The closing of one chapter often allows a fresh start for the next. Jonquil are thus in the perfect position, having seen a flurry of line-up changes in recent years with three members leaving to form Trophy Wife and a new member joining the ranks. But have these new dynamics breathed the “new lease of life” that frontman Hugo Manuel had so hoped for? Certainly, but perhaps not to everyone’s taste.
Point of Go is a more light and upfront affair than Jonquil’s previous releases. With the blossoms of spring upon us, this is quite a welcoming sound; the insanely happy bubblegum tones of ‘Point of Go Pt.2’ and the 90s-inspired piano jolts on ‘Getaway’ are charming; the boo-doo-wap harmonies and fiesta drums on ‘Mexico’ have a hunger for warmer climes. Yet there is something irksome about the melodies on the album and it is difficult to pin-point why.
The LP’s first single, ‘It’s My Part’, is carried by cow bell rhythms that syncopate with an animated Foals-esque guitar and Manuel’s narcissistic lyrics, “It’s my part, and I will play it how I want”. It is a catchy song, but not the strongest choice for the album’s lead single. ‘Real Cold’ is similar in its immediacy, with bass, guitar and drums stealing the limelight from the vocals in unison and allowing mature brass instruments to embellish the melody.

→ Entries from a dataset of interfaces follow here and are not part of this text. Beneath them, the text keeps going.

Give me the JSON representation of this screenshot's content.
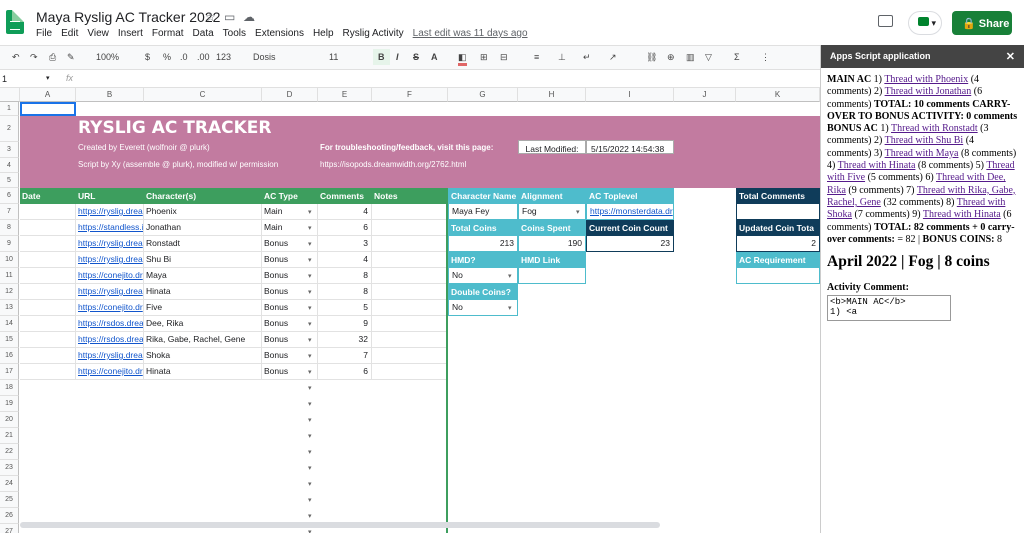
{
  "app": {
    "doc_title": "Maya Ryslig AC Tracker 2022",
    "menu": [
      "File",
      "Edit",
      "View",
      "Insert",
      "Format",
      "Data",
      "Tools",
      "Extensions",
      "Help",
      "Ryslig Activity"
    ],
    "last_edit": "Last edit was 11 days ago",
    "share_label": "Share"
  },
  "toolbar": {
    "zoom": "100%",
    "currency": "$",
    "percent": "%",
    "dec0": ".0",
    "dec00": ".00",
    "format": "123",
    "font": "Dosis",
    "size": "11",
    "bold": "B",
    "italic": "I",
    "strike": "S",
    "textcolor": "A"
  },
  "formula_bar": {
    "cell_ref": "1",
    "fx": "fx"
  },
  "columns": [
    "A",
    "B",
    "C",
    "D",
    "E",
    "F",
    "G",
    "H",
    "I",
    "J",
    "K"
  ],
  "rows": [
    "1",
    "2",
    "3",
    "4",
    "5",
    "6",
    "7",
    "8",
    "9",
    "10",
    "11",
    "12",
    "13",
    "14",
    "15",
    "16",
    "17",
    "18",
    "19",
    "20",
    "21",
    "22",
    "23",
    "24",
    "25",
    "26",
    "27"
  ],
  "banner": {
    "title": "RYSLIG AC TRACKER",
    "created_by": "Created by Everett (wolfnoir @ plurk)",
    "script_by": "Script by Xy (assemble @ plurk), modified w/ permission",
    "troubleshoot": "For troubleshooting/feedback, visit this page:",
    "troubleshoot_url": "https://isopods.dreamwidth.org/2762.html",
    "last_modified_label": "Last Modified:",
    "last_modified_value": "5/15/2022 14:54:38"
  },
  "table": {
    "headers": [
      "Date",
      "URL",
      "Character(s)",
      "AC Type",
      "Comments",
      "Notes"
    ],
    "rows": [
      {
        "url": "https://ryslig.drea",
        "chars": "Phoenix",
        "type": "Main",
        "comments": "4"
      },
      {
        "url": "https://standless.i",
        "chars": "Jonathan",
        "type": "Main",
        "comments": "6"
      },
      {
        "url": "https://ryslig.drea",
        "chars": "Ronstadt",
        "type": "Bonus",
        "comments": "3"
      },
      {
        "url": "https://ryslig.drea",
        "chars": "Shu Bi",
        "type": "Bonus",
        "comments": "4"
      },
      {
        "url": "https://conejito.dr",
        "chars": "Maya",
        "type": "Bonus",
        "comments": "8"
      },
      {
        "url": "https://ryslig.drea",
        "chars": "Hinata",
        "type": "Bonus",
        "comments": "8"
      },
      {
        "url": "https://conejito.dr",
        "chars": "Five",
        "type": "Bonus",
        "comments": "5"
      },
      {
        "url": "https://rsdos.drea",
        "chars": "Dee, Rika",
        "type": "Bonus",
        "comments": "9"
      },
      {
        "url": "https://rsdos.drea",
        "chars": "Rika, Gabe, Rachel, Gene",
        "type": "Bonus",
        "comments": "32"
      },
      {
        "url": "https://ryslig.drea",
        "chars": "Shoka",
        "type": "Bonus",
        "comments": "7"
      },
      {
        "url": "https://conejito.dr",
        "chars": "Hinata",
        "type": "Bonus",
        "comments": "6"
      }
    ]
  },
  "side": {
    "char_name_label": "Character Name",
    "char_name": "Maya Fey",
    "alignment_label": "Alignment",
    "alignment": "Fog",
    "toplevel_label": "AC Toplevel",
    "toplevel": "https://monsterdata.dr",
    "total_coins_label": "Total Coins",
    "total_coins": "213",
    "coins_spent_label": "Coins Spent",
    "coins_spent": "190",
    "current_coin_label": "Current Coin Count",
    "current_coin": "23",
    "hmd_label": "HMD?",
    "hmd": "No",
    "hmd_link_label": "HMD Link",
    "double_label": "Double Coins?",
    "double": "No",
    "total_comments_label": "Total Comments",
    "updated_coin_label": "Updated Coin Tota",
    "updated_coin_val": "2",
    "ac_req_label": "AC Requirement"
  },
  "panel": {
    "title": "Apps Script application",
    "close": "✕",
    "main_ac": "MAIN AC",
    "t1": "Thread with Phoenix",
    "c1": "(4 comments)",
    "t2": "Thread with Jonathan",
    "c2": "(6 comments)",
    "total1": "TOTAL: 10 comments",
    "carry": "CARRY-OVER TO BONUS ACTIVITY: 0 comments",
    "bonus_ac": "BONUS AC",
    "b1": "Thread with Ronstadt",
    "bc1": "(3 comments)",
    "b2": "Thread with Shu Bi",
    "bc2": "(4 comments)",
    "b3": "Thread with Maya",
    "bc3": "(8 comments)",
    "b4": "Thread with Hinata",
    "bc4": "(8 comments)",
    "b5": "Thread with Five",
    "bc5": "(5 comments)",
    "b6": "Thread with Dee, Rika",
    "bc6": "(9 comments)",
    "b7": "Thread with Rika, Gabe, Rachel, Gene",
    "bc7": "(32 comments)",
    "b8": "Thread with Shoka",
    "bc8": "(7 comments)",
    "b9": "Thread with Hinata",
    "bc9": "(6 comments)",
    "total2": "TOTAL: 82 comments + 0 carry-over comments:",
    "eq": "= 82 | ",
    "bonus_coins": "BONUS COINS:",
    "bonus_coins_val": "8",
    "month": "April 2022 | Fog | 8 coins",
    "activity_label": "Activity Comment:",
    "activity_text": "<b>MAIN AC</b>\n1) <a"
  }
}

‘Run’ sees a simple continuation of the many elementary pop structures that consume the record, save for its bold, reggae-inspired chorus and ‘Swells’ is a throw-away track. But with the album’s many blunders, however, comes its promises. It is the reserved tracks that ironically shed the most joy. ‘Psammead’ is a pretty instrumental, laced with a forlorn piano that trails behind a desert guitar riff. It plays for just over 60 seconds, but it stays with you long after the album’s close. The progressive, ‘History Of Headaches’ projects uncanny Chad Valley (Manuel’s side project) harmonies, with Kid-A era keys and thrashing tom toms and resonates just as much as ‘Psammead.’
But it is the buyout vocals, ethereal guitars and glitch synths in, ‘This Innocent’, that really demonstrate the band’s potential, even if the song harks to Jonquil’s by-gone, edgier sound.
It is this nostalgic feeling that swamps your listening: there is something missing in their reincarnation. Their darker sound has virtually disappeared and the line-up adjustments seem to have curbed their openness to experimentation. For some listeners, this breezier sound will be an unwelcome change, but for others it is the start an exciting new chapter.